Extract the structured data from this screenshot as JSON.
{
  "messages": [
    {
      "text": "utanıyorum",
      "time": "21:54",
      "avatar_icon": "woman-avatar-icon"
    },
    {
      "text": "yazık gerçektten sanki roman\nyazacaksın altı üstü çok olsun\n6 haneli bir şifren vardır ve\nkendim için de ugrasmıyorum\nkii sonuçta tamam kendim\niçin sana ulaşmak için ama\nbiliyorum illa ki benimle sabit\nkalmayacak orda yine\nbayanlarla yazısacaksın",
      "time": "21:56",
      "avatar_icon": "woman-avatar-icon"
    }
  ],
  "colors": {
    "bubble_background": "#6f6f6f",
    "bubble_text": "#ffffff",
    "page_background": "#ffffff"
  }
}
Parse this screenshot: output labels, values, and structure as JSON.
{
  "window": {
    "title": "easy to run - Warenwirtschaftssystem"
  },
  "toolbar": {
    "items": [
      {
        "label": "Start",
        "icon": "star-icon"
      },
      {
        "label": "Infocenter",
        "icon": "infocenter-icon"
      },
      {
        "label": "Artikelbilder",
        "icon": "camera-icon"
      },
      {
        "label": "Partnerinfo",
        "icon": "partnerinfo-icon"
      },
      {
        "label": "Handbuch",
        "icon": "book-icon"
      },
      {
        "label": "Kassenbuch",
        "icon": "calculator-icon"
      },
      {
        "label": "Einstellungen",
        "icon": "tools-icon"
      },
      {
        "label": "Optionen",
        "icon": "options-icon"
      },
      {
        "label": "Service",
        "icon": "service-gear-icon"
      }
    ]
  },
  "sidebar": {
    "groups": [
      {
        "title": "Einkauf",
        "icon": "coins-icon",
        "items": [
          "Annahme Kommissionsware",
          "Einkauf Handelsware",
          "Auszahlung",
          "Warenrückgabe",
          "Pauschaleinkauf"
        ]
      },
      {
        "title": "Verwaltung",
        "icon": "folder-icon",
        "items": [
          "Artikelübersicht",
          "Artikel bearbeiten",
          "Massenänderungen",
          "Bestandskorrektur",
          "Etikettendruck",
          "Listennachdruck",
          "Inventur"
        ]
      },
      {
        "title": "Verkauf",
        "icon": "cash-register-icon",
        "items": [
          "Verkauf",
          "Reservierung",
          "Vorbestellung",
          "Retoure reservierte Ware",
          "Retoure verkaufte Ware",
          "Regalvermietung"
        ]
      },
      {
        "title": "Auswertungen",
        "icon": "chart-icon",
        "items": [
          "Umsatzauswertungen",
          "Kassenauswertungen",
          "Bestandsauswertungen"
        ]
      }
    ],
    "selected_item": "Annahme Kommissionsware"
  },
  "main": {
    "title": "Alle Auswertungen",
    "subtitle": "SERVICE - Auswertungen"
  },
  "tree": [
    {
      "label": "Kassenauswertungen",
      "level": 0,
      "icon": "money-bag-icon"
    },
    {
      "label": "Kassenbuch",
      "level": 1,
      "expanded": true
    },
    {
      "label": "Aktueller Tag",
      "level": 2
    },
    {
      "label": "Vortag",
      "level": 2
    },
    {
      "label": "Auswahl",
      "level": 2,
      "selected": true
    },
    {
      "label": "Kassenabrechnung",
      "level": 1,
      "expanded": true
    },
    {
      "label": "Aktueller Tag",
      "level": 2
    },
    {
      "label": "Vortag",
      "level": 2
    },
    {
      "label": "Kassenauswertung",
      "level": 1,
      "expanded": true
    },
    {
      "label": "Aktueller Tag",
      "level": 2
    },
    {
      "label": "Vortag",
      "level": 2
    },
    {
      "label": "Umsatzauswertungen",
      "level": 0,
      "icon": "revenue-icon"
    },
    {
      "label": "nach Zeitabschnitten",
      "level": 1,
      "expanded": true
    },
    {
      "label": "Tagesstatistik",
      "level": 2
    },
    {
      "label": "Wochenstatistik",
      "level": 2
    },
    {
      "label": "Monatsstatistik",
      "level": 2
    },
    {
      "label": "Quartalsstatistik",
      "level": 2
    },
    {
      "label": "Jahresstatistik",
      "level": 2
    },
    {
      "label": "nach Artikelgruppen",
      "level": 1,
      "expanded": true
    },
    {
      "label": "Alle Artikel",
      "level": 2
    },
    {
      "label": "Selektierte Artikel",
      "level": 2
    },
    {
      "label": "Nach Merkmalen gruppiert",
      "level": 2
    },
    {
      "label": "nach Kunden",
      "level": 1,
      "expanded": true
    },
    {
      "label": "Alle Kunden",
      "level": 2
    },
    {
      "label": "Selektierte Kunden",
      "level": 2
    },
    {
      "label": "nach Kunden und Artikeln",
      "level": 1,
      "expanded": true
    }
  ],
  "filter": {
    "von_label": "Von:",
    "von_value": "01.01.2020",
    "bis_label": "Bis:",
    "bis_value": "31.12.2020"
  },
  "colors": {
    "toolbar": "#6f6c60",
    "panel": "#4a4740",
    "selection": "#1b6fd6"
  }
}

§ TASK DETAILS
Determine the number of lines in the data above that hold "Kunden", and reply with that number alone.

§ COMPLETED EXERCISE
4